Weak mayor can be strong leaderPublished 12:02am Wednesday, April 18, 2012
A simple fact that presumably governs the City of Natchez isn’t a fact at all. It’s only a matter of opinion.
Those who pay any attention to local government have heard it before, but it’s not a concept the majority will ever spend time trying to comprehend.
The City of Natchez has a strong board of aldermen, weak mayor form of government.
It’s true, but that doesn’t make it a fact.
Yes, in Natchez it is the six aldermen who — on paper and often in reality — hold all the power.
In order for the city to do anything — pave a road, amend the budget, hire a police chief or build a recreation complex — one alderman must make a motion, another must second the motion and at least three aldermen must cast a vote in favor of the motion.
If four or more aldermen are either for or against a motion, the mayor of Natchez gets no vote.
Only when there is a 3-3 tie among the aldermen does the mayor get any say-so in the matter.
Ties are the rarity, so most often, the mayor has no actual say in how the city he governs is run.
Or does he?
It depends entirely on how you look at it.
Talk to the candidates in the May 1 primary election for aldermen and mayor, and you’ll soon realize weak mayor/strong board is a matter of opinion.
It has a textbook definition, but the man or woman who fills the mayor’s chair takes the matter out of the textbook and into the real world.
Even longtime aldermen are quick to admit that the mayor of Natchez can get things done if he wants to do so.
Each alderman has a vote, but a mayor who builds consensus can have six votes.
There’s more than one way to skin a cat, and Natchez voters ultimately have five different options on the ballots this spring.
As you, the voter, are talking with candidates, attending forums and reading push cards and advertisements, two questions should be the most important.
First, does the candidate for mayor have ideas that you support?
Second, can he build the consensus needed to make his ideas a reality?

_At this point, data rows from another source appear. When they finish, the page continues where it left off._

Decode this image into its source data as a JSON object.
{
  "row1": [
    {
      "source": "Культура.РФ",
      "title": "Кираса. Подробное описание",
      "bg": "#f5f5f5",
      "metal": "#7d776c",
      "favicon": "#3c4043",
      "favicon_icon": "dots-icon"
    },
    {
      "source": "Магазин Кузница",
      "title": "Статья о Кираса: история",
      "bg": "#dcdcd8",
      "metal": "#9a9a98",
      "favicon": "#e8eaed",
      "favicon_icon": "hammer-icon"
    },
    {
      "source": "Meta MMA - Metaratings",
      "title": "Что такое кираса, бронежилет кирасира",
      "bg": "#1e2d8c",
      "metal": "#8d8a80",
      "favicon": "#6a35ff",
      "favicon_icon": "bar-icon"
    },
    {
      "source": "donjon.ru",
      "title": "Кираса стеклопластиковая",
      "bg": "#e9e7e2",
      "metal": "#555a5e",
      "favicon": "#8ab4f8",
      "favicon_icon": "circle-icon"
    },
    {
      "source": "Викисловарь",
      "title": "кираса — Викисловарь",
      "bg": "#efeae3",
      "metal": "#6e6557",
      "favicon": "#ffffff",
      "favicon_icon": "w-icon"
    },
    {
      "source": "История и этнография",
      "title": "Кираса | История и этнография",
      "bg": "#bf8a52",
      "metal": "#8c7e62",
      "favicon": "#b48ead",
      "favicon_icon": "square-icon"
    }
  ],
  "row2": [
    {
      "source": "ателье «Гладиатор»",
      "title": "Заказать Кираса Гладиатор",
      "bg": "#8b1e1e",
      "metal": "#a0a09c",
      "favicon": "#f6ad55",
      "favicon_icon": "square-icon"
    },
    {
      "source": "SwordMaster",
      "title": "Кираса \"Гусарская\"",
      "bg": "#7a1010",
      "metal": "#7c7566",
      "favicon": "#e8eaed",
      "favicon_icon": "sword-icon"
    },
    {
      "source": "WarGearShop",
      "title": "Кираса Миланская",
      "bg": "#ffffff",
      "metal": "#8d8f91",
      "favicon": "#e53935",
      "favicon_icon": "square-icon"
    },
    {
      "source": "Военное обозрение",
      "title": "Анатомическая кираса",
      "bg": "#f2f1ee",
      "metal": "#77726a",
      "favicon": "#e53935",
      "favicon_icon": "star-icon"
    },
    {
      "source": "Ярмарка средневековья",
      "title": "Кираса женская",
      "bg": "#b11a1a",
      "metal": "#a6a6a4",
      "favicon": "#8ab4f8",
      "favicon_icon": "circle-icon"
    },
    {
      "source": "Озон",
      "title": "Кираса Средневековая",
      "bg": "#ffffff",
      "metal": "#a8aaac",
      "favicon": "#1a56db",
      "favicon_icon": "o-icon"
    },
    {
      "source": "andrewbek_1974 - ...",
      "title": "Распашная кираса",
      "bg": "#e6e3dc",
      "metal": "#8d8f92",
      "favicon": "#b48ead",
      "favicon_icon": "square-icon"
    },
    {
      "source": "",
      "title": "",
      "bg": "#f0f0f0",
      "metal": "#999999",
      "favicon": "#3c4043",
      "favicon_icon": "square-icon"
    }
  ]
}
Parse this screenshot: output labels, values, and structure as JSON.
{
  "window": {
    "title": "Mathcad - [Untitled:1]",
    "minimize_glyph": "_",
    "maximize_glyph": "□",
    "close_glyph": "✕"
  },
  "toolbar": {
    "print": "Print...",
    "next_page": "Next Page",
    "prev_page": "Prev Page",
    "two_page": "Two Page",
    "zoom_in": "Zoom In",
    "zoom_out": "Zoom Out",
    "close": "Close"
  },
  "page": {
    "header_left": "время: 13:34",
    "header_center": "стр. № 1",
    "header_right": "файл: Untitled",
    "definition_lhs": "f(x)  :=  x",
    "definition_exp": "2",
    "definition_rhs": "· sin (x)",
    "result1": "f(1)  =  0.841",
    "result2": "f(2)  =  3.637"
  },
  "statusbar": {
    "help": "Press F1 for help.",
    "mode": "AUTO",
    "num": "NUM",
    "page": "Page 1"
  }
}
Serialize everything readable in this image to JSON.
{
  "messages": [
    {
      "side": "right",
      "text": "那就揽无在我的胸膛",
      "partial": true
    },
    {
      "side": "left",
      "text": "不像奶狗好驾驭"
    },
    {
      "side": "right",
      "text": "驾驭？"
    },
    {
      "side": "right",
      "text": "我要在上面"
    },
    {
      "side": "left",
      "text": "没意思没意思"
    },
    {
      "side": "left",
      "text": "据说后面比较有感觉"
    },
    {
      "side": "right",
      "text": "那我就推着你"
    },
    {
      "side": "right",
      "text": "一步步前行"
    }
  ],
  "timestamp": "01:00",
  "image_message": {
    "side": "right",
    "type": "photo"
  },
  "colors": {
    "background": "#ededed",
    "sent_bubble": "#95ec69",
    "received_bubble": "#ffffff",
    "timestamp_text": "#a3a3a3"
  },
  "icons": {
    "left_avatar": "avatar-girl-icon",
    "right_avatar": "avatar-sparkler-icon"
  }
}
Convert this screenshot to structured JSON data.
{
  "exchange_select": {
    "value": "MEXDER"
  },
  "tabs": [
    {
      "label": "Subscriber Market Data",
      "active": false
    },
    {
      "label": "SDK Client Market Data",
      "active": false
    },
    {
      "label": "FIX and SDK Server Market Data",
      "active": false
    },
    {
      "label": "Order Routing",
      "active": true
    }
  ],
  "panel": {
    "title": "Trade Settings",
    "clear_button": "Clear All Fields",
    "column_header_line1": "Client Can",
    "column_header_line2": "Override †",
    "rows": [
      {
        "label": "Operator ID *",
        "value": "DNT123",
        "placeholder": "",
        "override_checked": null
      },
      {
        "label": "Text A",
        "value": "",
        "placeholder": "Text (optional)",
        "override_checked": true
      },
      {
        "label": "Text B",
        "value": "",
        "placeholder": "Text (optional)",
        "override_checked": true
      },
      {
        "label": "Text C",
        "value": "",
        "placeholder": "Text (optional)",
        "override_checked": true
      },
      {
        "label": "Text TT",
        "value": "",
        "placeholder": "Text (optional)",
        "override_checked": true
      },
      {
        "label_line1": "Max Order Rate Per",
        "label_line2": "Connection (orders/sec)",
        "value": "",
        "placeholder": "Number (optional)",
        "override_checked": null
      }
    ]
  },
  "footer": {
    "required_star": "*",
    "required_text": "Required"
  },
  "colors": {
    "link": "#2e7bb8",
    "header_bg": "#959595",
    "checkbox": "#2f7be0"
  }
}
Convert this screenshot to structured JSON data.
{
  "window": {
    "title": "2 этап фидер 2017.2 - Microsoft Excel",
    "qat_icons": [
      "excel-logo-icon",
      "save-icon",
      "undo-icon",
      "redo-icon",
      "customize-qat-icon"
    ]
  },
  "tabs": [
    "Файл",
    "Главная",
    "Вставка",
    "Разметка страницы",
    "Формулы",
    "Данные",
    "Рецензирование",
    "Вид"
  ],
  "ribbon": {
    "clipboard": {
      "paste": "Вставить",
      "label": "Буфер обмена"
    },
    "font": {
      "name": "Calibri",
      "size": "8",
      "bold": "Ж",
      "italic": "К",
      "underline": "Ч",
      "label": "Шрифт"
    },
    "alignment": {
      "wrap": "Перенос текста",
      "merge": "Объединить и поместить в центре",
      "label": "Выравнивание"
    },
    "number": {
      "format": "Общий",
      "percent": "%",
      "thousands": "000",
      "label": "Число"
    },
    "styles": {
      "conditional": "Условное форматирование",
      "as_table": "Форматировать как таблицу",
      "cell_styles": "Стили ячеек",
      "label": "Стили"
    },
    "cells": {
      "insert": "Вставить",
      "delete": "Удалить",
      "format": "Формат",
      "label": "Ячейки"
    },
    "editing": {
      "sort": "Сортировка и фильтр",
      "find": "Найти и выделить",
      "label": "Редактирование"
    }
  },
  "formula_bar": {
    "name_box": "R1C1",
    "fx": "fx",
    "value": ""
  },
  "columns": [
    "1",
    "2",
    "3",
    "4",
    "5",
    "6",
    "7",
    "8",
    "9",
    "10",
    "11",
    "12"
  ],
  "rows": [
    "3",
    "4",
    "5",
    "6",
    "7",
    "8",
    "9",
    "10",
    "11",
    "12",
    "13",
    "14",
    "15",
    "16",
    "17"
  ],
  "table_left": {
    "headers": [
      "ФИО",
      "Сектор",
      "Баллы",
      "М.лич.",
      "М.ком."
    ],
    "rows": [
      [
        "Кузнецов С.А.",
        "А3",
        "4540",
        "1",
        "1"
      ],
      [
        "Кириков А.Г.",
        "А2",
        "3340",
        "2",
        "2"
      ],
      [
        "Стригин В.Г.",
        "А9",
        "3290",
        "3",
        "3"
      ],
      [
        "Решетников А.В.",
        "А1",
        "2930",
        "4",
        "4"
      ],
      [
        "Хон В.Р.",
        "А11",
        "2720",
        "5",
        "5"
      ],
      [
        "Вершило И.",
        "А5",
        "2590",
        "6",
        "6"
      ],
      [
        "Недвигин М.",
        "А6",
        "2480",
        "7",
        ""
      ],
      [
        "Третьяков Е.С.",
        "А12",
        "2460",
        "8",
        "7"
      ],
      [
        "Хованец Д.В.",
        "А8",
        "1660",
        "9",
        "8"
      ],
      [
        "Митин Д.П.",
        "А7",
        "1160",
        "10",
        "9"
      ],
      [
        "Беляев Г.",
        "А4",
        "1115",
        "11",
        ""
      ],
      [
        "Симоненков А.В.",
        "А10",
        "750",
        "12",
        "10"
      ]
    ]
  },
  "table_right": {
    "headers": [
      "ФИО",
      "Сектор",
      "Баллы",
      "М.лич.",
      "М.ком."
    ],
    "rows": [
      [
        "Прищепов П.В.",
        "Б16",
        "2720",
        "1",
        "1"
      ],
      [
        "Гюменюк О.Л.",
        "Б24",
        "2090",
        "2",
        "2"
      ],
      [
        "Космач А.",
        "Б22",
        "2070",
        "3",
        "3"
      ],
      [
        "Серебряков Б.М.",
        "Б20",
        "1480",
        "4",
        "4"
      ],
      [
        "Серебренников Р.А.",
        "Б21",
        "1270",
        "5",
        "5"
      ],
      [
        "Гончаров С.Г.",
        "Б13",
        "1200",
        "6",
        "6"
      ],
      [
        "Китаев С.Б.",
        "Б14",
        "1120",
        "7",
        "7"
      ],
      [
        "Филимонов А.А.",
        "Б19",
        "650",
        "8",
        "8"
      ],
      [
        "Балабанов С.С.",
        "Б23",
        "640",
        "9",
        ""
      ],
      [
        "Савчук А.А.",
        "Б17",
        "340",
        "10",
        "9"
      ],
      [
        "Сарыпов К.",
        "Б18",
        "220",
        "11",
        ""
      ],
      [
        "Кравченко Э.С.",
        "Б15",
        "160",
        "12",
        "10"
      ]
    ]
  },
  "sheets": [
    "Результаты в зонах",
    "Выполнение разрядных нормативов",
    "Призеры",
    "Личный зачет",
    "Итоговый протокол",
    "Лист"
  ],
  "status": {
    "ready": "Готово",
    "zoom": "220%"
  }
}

If you can answer “yes” to both questions in reference to one candidate, you know where your vote should go.
Forget the textbook; this is real life. Weak and strong are adjectives that describe people, not pre-defined forms of government.
Natchez can have a strong mayor and strong board of aldermen, a strong mayor and weak board, a weak mayor and strong board or a weak mayor and weak board.
The choice is yours, and the answer has not already been defined. And that’s a fact.
Julie Cooper is the managing editor of The Natchez Democrat. She can be reached at 601-445-3551 or firstname.lastname@example.org.